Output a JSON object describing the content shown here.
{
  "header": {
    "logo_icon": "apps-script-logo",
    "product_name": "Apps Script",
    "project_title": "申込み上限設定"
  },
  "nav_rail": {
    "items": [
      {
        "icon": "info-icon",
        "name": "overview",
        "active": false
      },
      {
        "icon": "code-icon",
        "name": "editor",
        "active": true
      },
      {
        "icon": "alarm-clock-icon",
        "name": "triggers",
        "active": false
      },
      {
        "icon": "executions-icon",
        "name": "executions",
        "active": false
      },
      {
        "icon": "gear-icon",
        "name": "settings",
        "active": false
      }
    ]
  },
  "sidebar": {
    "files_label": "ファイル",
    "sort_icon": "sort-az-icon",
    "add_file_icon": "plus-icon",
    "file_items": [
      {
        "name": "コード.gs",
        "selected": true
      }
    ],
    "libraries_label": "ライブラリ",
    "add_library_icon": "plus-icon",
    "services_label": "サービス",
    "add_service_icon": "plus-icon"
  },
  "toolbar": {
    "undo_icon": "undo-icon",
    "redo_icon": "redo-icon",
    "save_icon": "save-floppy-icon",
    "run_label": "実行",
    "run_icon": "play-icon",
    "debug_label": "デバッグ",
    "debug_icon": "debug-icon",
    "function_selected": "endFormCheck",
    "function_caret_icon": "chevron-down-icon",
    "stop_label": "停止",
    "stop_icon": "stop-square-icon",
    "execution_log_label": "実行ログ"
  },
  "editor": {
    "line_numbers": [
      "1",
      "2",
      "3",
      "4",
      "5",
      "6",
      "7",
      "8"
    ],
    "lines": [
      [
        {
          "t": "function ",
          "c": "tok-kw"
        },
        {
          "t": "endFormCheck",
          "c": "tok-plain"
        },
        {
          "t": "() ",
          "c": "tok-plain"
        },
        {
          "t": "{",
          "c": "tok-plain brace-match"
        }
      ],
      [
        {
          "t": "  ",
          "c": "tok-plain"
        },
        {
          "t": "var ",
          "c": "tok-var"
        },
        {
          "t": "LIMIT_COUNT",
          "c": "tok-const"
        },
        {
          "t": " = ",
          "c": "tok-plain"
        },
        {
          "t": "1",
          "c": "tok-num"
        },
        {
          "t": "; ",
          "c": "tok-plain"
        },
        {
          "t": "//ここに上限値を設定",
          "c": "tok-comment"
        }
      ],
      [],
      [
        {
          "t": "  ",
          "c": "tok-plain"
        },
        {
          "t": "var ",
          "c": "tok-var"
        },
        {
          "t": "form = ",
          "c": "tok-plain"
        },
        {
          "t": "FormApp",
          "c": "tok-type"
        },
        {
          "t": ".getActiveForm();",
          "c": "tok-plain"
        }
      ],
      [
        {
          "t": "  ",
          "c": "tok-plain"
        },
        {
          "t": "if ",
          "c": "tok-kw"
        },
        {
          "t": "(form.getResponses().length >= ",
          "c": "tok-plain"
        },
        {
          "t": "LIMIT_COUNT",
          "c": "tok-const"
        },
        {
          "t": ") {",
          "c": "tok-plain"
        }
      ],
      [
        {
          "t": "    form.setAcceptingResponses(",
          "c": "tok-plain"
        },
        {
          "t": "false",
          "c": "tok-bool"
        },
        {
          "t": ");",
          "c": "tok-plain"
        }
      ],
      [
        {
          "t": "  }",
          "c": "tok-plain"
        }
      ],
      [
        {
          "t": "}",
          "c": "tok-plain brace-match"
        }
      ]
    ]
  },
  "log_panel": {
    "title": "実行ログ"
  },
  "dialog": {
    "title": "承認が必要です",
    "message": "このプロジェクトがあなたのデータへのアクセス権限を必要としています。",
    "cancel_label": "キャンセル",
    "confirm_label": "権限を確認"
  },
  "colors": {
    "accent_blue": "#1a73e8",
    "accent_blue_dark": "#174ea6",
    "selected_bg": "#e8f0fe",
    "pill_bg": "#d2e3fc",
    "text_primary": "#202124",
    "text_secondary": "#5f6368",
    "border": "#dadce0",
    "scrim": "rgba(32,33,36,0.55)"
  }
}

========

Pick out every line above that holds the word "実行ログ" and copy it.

    "execution_log_label": "実行ログ"
    "title": "実行ログ"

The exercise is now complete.